§ **Task item**
In the records below, pick out all lines containing the word "photo".

┌─ Records

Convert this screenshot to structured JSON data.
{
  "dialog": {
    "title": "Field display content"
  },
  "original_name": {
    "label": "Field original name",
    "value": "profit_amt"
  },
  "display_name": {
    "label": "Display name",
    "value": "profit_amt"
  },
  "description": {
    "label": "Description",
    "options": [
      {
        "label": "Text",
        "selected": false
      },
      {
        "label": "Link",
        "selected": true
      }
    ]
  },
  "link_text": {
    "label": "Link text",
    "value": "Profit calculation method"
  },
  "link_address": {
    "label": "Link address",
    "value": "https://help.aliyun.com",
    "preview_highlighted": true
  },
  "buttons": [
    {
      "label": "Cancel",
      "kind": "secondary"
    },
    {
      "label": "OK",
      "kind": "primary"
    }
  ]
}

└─
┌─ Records

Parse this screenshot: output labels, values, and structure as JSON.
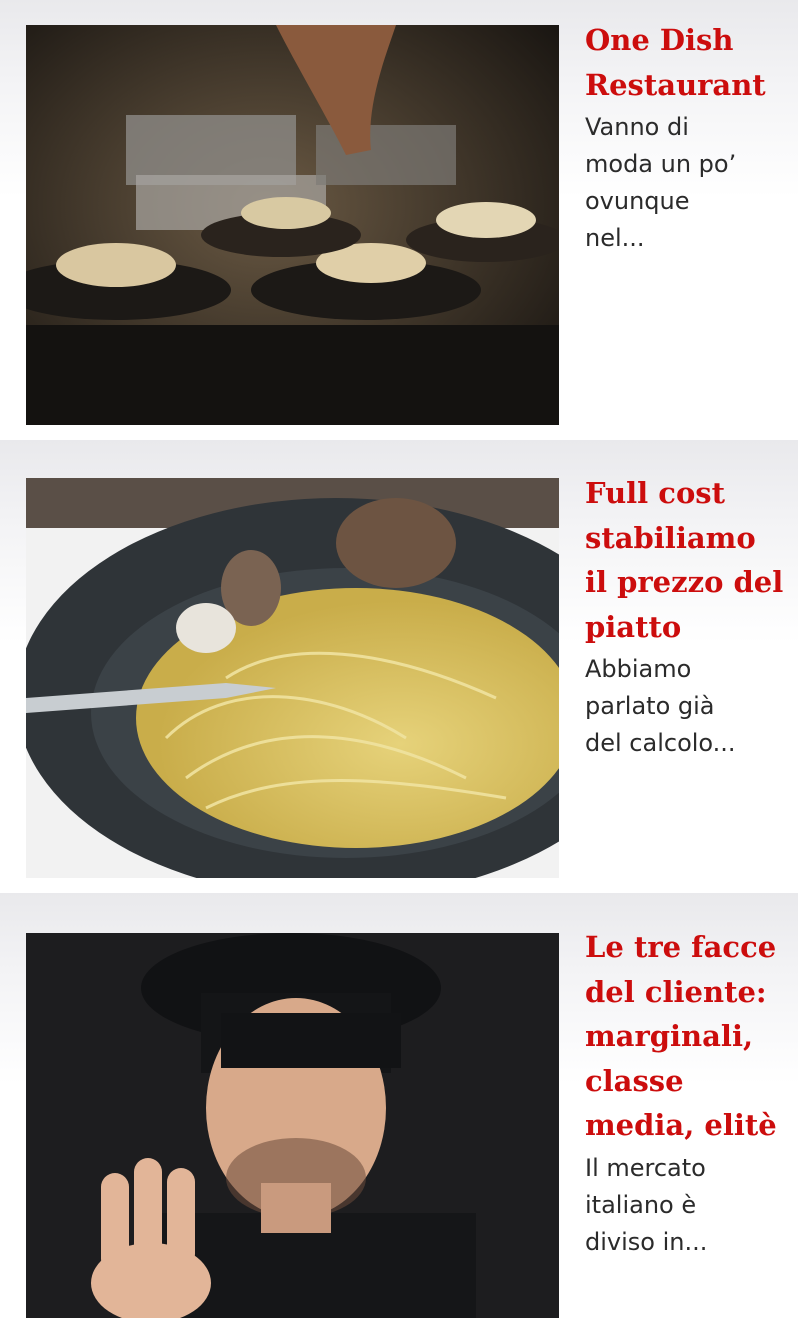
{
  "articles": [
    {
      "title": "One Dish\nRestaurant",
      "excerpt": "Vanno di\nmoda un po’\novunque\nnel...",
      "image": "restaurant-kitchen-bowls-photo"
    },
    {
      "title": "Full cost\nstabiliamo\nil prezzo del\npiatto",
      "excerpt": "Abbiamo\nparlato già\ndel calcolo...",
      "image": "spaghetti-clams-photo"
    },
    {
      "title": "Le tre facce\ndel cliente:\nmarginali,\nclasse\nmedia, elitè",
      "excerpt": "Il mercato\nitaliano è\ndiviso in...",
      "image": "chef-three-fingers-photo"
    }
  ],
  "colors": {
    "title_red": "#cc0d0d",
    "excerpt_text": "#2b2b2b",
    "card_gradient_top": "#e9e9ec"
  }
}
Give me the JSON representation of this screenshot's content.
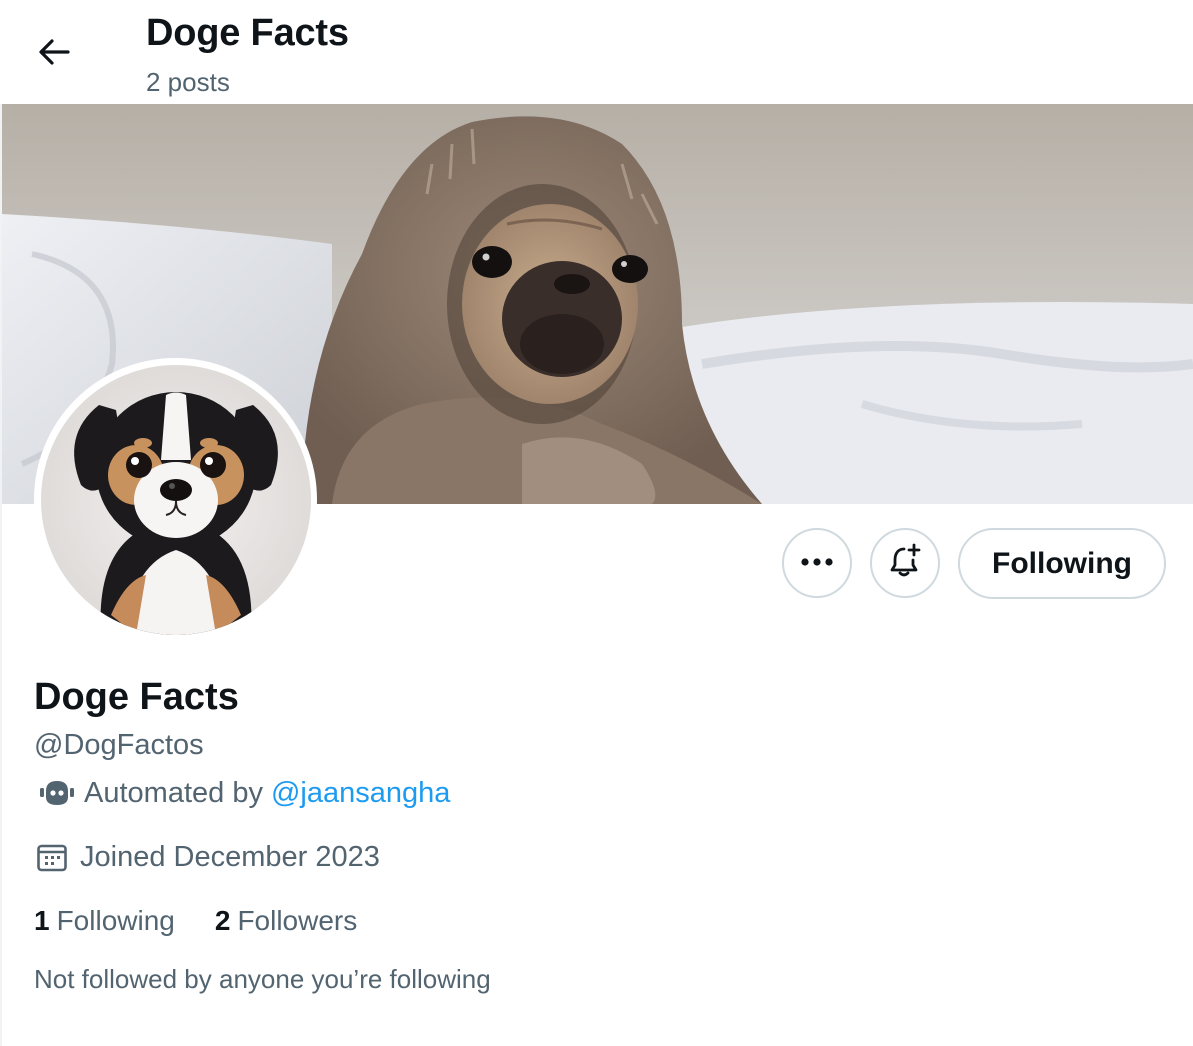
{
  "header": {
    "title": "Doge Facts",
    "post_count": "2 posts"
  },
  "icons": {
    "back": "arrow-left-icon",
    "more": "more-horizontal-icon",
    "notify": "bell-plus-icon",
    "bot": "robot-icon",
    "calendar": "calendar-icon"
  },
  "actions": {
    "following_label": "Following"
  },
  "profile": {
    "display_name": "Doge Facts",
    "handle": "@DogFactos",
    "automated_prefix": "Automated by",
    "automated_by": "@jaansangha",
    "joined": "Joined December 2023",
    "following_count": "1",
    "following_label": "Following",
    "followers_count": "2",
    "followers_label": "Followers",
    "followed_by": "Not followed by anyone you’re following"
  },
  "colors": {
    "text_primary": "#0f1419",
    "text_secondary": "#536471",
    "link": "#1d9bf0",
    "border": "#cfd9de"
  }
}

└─
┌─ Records

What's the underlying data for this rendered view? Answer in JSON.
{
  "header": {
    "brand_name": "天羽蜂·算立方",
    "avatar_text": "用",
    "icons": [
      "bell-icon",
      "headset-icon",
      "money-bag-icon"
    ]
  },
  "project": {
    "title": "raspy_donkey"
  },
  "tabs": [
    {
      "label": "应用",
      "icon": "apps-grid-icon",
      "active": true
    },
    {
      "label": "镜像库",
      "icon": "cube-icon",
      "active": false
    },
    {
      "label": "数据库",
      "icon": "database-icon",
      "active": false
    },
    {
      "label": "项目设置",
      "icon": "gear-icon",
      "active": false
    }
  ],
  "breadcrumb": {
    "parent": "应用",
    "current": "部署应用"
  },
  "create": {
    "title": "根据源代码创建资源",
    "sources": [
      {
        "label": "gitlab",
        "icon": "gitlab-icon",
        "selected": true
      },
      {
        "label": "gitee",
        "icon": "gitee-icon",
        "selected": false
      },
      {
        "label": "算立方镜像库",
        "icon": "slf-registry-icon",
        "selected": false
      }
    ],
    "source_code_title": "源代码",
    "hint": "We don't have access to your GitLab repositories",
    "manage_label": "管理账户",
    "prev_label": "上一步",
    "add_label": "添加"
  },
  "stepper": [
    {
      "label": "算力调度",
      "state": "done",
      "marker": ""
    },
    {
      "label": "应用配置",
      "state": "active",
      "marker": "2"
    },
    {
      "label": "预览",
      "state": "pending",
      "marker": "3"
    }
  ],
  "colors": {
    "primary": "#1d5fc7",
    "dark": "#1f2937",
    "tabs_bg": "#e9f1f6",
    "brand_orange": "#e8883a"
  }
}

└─

§ **Result for this task**
      "image": "restaurant-kitchen-bowls-photo"
      "image": "spaghetti-clams-photo"
      "image": "chef-three-fingers-photo"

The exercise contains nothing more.